On the one hand, if the driver is an independent contractor then you may feel that it is unfair to blame the store for his conduct. On the other hand, if you had been hurt through his actions and he is perhaps wearing a store uniform, then it seems unfair for the store to be able to escape liability simply on the basis of a technicality relating to how they pay for his services. After all, when you enter the store, you don't know whether he is an independent contractor or an employee.
In a 2006 case4, the Court of Appeal had held that the owners of a nightclub could be held vicariously liable for an assault carried out by a bouncer supplied to the nightclub by an employment agency. However, the Supreme Court a few months ago5 dealt with the case of a group of claimants who alleged they had been sexually assaulted by a doctor who Barclays had sent them to for a medical examination prior to being employed. The doctor was an independent contractor. The Supreme Court held that Barclays were not liable for his actions and he acted on his own account because he had his own business and no doubt carried his own insurance. It would seem that the potential for vicariously liability is not as great as might have previously been thought.
It will be appreciated that the distinctions between the various cases are very slight indeed. It does however raise the interesting prospect that the motivation behind the fork lift driver's actions (which may be completely unknown to you) and his employment status may be relevant in ultimately determining whether the shop is responsible for his actions or not.
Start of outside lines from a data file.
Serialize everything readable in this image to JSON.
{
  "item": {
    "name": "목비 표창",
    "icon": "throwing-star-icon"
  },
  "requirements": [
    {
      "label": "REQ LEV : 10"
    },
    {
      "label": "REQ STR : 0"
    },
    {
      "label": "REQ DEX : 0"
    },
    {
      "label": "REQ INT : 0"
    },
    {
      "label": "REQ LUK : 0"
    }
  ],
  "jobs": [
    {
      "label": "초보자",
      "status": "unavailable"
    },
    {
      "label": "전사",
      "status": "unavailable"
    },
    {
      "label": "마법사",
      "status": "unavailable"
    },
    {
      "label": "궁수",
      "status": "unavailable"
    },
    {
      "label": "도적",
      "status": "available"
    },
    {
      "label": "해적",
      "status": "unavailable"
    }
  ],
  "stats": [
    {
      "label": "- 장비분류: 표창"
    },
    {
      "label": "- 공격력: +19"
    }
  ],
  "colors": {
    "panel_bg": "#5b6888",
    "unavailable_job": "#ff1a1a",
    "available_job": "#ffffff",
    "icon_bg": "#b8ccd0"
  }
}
These cases will not be the final word on the subject.
Vicarious liability can arise in many scenarios and if you are concerned by any of the issues raised in this article, whether as employer, employee or independent contractor, please do contact Simcocks for further advice.
1  EWCA Civ 47
2  UKSC 11
3 W M Morrisons v Various Claimants  UKSC12
4 Horley v Luminaire Leisure (2006) IRLR 817
5 Barclays Bank plc v Various Claimants  UKSC13.
The content of this article is intended to provide a general guide to the subject matter. Specialist advice should be sought about your specific circumstances.